If you’re vegan, B12 is a nutrient to be aware of because it isn’t available from plant-based sources unless they’re fortified. Adults over fifty are also at a higher risk of B12 deficiency; our bodies don’t process B12 as well as we age. There have been a number of studies looking at oral supplement B12 versus B12 injections to see whether there’s a difference in absorption, but right now, we aren’t able to say whether oral or injectable B12 is better.
There are a number of different things like that, where it’s important to work with a registered dietitian to pick out the form of a supplement that’s best for your nutritional needs.
Krista Yoder Latortue, M.P.H., R.D., L.D.N., P.M.P., P.B.A., F.A.N.D., is a registered dietitian and the founder and executive director of Philadelphia’s Family Food, which provides individualized, evidence-based nutrition information to families and workplaces. Latortue earned her master’s of public health degree from Drexel University and is a fellow of the Academy of Nutrition and Dietetics. She’s published in the Journal of the Academy of Nutrition and Dietetics.

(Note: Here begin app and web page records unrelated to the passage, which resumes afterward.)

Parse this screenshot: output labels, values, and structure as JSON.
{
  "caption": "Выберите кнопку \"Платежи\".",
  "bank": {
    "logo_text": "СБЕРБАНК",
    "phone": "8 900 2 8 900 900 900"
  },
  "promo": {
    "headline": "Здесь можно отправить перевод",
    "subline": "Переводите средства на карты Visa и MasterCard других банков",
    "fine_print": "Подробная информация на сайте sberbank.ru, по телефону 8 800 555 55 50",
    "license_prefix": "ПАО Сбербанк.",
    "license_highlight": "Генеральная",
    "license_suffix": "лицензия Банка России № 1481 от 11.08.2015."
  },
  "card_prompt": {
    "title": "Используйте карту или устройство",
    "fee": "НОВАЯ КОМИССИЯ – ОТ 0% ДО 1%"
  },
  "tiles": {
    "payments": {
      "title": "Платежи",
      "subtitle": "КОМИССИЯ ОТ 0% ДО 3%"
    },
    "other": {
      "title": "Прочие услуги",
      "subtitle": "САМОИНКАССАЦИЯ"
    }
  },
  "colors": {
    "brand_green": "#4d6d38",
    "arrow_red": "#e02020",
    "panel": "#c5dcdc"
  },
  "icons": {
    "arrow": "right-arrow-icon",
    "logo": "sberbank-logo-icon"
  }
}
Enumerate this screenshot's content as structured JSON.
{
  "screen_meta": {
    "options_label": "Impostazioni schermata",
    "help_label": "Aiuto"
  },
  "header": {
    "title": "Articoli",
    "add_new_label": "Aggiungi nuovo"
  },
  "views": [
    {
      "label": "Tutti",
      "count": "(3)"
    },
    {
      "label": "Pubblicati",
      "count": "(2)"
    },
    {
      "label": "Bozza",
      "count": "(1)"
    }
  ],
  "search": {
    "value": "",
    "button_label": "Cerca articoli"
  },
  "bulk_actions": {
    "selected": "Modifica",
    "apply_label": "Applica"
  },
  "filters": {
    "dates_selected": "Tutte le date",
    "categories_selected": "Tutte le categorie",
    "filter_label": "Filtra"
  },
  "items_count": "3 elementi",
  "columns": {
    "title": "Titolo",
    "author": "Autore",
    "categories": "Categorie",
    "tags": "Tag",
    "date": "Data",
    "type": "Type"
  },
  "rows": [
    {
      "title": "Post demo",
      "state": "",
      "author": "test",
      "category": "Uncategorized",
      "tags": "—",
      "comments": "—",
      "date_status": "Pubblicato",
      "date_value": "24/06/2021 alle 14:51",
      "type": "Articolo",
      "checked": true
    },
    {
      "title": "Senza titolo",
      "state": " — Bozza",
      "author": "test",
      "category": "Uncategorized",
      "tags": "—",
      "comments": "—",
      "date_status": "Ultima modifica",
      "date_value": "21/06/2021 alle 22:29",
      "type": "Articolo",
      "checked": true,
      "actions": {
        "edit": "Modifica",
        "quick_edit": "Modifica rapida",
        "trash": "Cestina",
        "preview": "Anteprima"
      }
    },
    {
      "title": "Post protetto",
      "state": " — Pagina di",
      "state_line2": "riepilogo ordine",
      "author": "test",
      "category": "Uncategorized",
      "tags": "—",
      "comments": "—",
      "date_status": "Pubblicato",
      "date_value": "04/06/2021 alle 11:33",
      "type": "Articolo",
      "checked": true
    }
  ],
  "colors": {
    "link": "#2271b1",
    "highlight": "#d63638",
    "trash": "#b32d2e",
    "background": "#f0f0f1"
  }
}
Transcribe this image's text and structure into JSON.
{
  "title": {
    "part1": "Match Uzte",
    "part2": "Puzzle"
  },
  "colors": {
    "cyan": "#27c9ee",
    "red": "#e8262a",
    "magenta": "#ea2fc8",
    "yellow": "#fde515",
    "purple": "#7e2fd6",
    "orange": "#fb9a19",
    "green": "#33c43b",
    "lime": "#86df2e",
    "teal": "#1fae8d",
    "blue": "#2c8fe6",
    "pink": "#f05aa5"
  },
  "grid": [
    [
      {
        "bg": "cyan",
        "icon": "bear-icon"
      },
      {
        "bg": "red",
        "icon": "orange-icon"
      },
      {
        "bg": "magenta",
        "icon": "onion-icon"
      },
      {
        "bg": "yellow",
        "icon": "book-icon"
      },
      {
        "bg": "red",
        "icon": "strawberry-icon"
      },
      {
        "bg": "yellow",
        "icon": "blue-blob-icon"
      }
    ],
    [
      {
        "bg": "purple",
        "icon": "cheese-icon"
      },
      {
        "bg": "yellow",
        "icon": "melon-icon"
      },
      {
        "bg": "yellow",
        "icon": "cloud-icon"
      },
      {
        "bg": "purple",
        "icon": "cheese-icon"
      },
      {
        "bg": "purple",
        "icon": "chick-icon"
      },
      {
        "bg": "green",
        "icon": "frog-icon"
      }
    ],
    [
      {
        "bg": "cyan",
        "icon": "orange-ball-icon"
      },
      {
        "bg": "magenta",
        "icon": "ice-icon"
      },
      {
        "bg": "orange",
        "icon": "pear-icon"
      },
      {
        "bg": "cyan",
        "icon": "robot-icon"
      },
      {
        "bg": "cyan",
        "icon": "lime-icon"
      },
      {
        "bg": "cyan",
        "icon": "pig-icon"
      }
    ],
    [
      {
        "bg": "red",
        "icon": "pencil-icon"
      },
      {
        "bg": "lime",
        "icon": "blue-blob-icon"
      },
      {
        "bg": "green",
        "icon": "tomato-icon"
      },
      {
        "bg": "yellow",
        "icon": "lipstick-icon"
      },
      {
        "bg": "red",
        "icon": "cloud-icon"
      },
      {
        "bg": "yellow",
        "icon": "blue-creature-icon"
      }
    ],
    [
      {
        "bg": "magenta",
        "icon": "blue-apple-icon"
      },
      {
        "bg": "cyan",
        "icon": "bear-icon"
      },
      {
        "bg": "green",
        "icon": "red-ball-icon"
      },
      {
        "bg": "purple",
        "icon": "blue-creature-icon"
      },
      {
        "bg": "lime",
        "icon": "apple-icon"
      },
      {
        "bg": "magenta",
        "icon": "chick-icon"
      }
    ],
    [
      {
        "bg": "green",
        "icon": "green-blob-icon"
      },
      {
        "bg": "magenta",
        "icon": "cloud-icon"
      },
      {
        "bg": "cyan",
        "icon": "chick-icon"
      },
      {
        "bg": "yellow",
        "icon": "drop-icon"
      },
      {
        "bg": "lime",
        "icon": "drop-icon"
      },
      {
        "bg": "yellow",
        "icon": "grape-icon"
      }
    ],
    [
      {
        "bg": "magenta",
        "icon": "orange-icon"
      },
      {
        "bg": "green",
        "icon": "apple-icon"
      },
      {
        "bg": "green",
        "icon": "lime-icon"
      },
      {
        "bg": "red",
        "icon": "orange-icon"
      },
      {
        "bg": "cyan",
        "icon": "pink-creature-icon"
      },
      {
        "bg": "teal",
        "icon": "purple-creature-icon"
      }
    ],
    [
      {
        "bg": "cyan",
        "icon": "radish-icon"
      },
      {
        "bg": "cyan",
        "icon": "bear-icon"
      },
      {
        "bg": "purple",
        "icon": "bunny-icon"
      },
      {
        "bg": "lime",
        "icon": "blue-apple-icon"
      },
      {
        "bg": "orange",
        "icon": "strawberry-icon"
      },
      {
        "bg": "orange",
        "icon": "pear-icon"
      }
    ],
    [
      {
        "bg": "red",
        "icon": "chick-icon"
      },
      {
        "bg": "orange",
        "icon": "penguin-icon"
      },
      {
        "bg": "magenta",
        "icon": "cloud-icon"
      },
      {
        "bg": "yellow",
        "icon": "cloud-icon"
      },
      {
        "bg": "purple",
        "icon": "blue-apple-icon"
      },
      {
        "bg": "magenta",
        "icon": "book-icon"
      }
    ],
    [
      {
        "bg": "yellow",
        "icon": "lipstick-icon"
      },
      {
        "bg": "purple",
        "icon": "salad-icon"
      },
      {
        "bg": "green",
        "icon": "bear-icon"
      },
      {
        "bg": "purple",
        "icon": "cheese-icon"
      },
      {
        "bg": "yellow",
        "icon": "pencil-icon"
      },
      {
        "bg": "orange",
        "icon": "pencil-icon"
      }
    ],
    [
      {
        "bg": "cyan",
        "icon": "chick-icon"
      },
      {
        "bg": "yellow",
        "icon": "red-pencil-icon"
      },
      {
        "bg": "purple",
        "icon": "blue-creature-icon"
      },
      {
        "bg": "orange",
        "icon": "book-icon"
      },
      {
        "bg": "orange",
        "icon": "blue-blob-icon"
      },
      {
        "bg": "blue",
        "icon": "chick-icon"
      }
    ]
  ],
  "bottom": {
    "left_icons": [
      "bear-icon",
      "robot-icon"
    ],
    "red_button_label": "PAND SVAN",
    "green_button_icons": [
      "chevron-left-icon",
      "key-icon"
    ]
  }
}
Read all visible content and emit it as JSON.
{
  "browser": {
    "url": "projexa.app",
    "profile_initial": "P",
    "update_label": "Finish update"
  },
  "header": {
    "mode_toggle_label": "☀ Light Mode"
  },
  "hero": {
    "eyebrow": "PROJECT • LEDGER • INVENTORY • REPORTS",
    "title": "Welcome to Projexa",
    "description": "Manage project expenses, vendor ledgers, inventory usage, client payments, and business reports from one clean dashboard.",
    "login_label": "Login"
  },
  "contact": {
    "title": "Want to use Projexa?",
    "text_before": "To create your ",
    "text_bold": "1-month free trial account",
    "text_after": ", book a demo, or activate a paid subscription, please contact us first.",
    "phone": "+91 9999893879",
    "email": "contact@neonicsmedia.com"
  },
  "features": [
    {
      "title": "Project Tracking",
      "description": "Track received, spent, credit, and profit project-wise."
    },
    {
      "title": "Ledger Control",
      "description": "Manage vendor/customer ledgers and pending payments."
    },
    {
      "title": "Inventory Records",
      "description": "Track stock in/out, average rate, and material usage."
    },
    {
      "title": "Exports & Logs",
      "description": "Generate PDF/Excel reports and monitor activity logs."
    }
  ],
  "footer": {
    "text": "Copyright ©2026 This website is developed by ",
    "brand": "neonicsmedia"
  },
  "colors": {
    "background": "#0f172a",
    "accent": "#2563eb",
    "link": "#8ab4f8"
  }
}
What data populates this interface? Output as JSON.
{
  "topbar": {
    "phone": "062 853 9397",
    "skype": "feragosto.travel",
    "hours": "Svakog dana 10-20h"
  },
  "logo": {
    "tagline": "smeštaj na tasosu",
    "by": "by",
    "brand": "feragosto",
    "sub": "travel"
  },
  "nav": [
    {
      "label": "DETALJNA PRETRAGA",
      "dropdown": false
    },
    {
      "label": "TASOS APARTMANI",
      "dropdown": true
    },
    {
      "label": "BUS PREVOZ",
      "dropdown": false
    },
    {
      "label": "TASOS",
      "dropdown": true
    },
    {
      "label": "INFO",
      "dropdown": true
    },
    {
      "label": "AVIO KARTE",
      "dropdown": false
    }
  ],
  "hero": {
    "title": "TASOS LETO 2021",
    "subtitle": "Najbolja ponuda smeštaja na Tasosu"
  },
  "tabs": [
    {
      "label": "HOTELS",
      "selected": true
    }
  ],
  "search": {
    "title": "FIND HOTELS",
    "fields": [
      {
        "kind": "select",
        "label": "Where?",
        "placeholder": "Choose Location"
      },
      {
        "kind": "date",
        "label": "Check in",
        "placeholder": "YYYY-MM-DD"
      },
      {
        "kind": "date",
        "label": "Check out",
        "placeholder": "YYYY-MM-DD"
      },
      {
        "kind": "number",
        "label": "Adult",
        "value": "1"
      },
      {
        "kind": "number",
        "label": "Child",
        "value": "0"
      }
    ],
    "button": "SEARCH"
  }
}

The views expressed in this article intend to highlight alternative studies. They are the views of the expert and do not necessarily represent the views of goop. This article is for informational purposes only, even if and to the extent that it features the advice of physicians and medical practitioners. This article is not, nor is it intended to be, a substitute for professional medical advice, diagnosis, or treatment and should never be relied upon for specific medical advice.